In conclusion, even though sexual harassment is prohibited by law and measures are taken to prevent it in the workplace, much remains to be done. Canadian and U.S. studies have confirmed that female workers still encounter sexual harassment (35% to 45 % of female workers).12 These studies also show that sexual harassment victims rarely file complaints.13,14 In fact, only 10% to 20% of victims report sexual harassment to a supervisor or other person in authority.15,16 In this regard, empirical studies need to be conducted on the experiences of female members of ethnic minorities who have been subjected to sexual harassment.

 
 
 
 

Resource

Help and Information Center on Sexual Harassment in the Workplace: www.gaihst.qc.ca

Last update: November 2012

 
 

References

  1. Janzen v. Platy Enterprises, [1989] 1 SCR 1252.
  2. Québec (Commission des droits de la personne et des droits de la jeunesse) v. Caisse Populaire Desjardins d'Amqui, [2004] RJQ 355 (TDPQ). (Available in French only)
  3. MacKinnon, C. (1986). Dix années de combat juridique aux États-Unis.

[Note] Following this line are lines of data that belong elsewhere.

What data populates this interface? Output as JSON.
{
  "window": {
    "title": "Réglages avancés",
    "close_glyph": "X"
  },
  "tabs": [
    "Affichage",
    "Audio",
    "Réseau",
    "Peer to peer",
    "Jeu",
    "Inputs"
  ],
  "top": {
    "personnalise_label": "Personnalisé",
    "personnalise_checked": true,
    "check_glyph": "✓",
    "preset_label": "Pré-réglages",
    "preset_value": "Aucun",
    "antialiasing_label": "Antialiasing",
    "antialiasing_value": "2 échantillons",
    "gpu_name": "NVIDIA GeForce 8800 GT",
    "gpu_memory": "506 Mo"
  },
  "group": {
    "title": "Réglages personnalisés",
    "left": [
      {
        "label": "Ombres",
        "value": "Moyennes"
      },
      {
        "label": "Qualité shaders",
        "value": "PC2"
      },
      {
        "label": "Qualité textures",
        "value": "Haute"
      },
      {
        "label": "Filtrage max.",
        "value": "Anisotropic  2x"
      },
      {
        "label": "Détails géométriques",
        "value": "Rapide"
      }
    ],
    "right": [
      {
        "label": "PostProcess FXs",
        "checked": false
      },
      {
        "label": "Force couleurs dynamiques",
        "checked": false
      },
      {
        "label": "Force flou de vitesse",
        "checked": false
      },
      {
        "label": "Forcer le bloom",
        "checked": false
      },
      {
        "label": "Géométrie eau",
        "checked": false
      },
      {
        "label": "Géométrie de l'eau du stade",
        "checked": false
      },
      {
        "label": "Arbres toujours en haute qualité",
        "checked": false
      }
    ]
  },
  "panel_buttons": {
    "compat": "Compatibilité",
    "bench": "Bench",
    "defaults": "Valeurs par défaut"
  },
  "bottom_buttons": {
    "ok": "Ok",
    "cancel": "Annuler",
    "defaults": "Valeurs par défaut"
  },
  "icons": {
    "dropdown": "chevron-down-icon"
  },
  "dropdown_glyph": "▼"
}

In Association européenne contre les violences faites aux femmes au travail, ed., De l’abus de pouvoir sexuel, le harcèlement sexuel au travail (p. 49). Paris: La Découverte/ Montréal: Boréal, 1990. (Available in French only)
  4. Siegel R.B. (2004). A Short History of Sexual Harassment. In C. MacKinnon and R.B. Siegel, eds., Directions in Sexual Harassment Law (p. 1). New Haven: Yale University Press.
  5. Langevin, L. (2005a). Mythes et réalités: la personne raisonnable dans le Code civil du Québec. Cahiers de Droit, 46: 351-375. (Available in French only)
  6. International Labour Office. (1996). Special Survey on Equality in Employment and Occupation in respect of Convention No. 111, Report III (Part 4B). International Labour Conference, 83rd Session, Geneva.
  7. Hachey v. Habachi, [1999] RJQ 2522 (CA). (Available in French only)
  8. Johnson, H. (1994). Work-related sexual harassment. Perspectives, Statistics Canada, 11-15.
  9. Arcand, R., Labrèche, F, Stock, S., Messing, K. and Tissot, F. (2000). Travail et santé, in Enquête sociale et de santé 1998, Chapter 26. Institut de la statistique du Québec, 525-570. (Available in French only)
  10. Langevin, L. (2005b). Progrès ou recul: réflexions sur l’accessibilité à la justice pour les victimes de harcèlement sexuel au Québec. Revue Femmes et Droit, 17: 197-217. (Available in French only)
  11. Sheppard, C. (2001). Harcèlement en milieu de travail : vers une approche systémique. In J.-L. Baudouin and P. Deslauriers, eds., Droit à l’égalité et discrimination : aspects nouveaux (pp. 139-154). Cowansville: Éditions Yvon Blais. (Available in French only)
  12. Adams-Roy, J. and Barling, J. (1998). Predicting the decision to confront or report sexual harassment, Journal of Organizational Behavior, 19: 329-336.
  13. Brooks, L. and Perot, A.R. (1991). Reporting sexual harassment, exploring a predictive model. Psychology of Women Quarterly, 15: 31-47.
  14. Fitzgerald, L. and Swan, S. (1995). Why didn’t she just report him? The psychological and legal implications of women’s responses to sexual harassment. Journal of Social Issues, 51(1): 117-138.
  15. Crocker, D. and Kalemba, V. (1999). The incidence and impact of women’s experiences of sexual harassment in Canadian workplaces. Canadian Review of Sociology and Anthropology, 36: 541-558.
  16. Gruber, J.E. and Smith, M.D. (1995). Women’s response to sexual harassment: A multivariate analysis. Basic and Applied Social Psychology, 17: 543-562.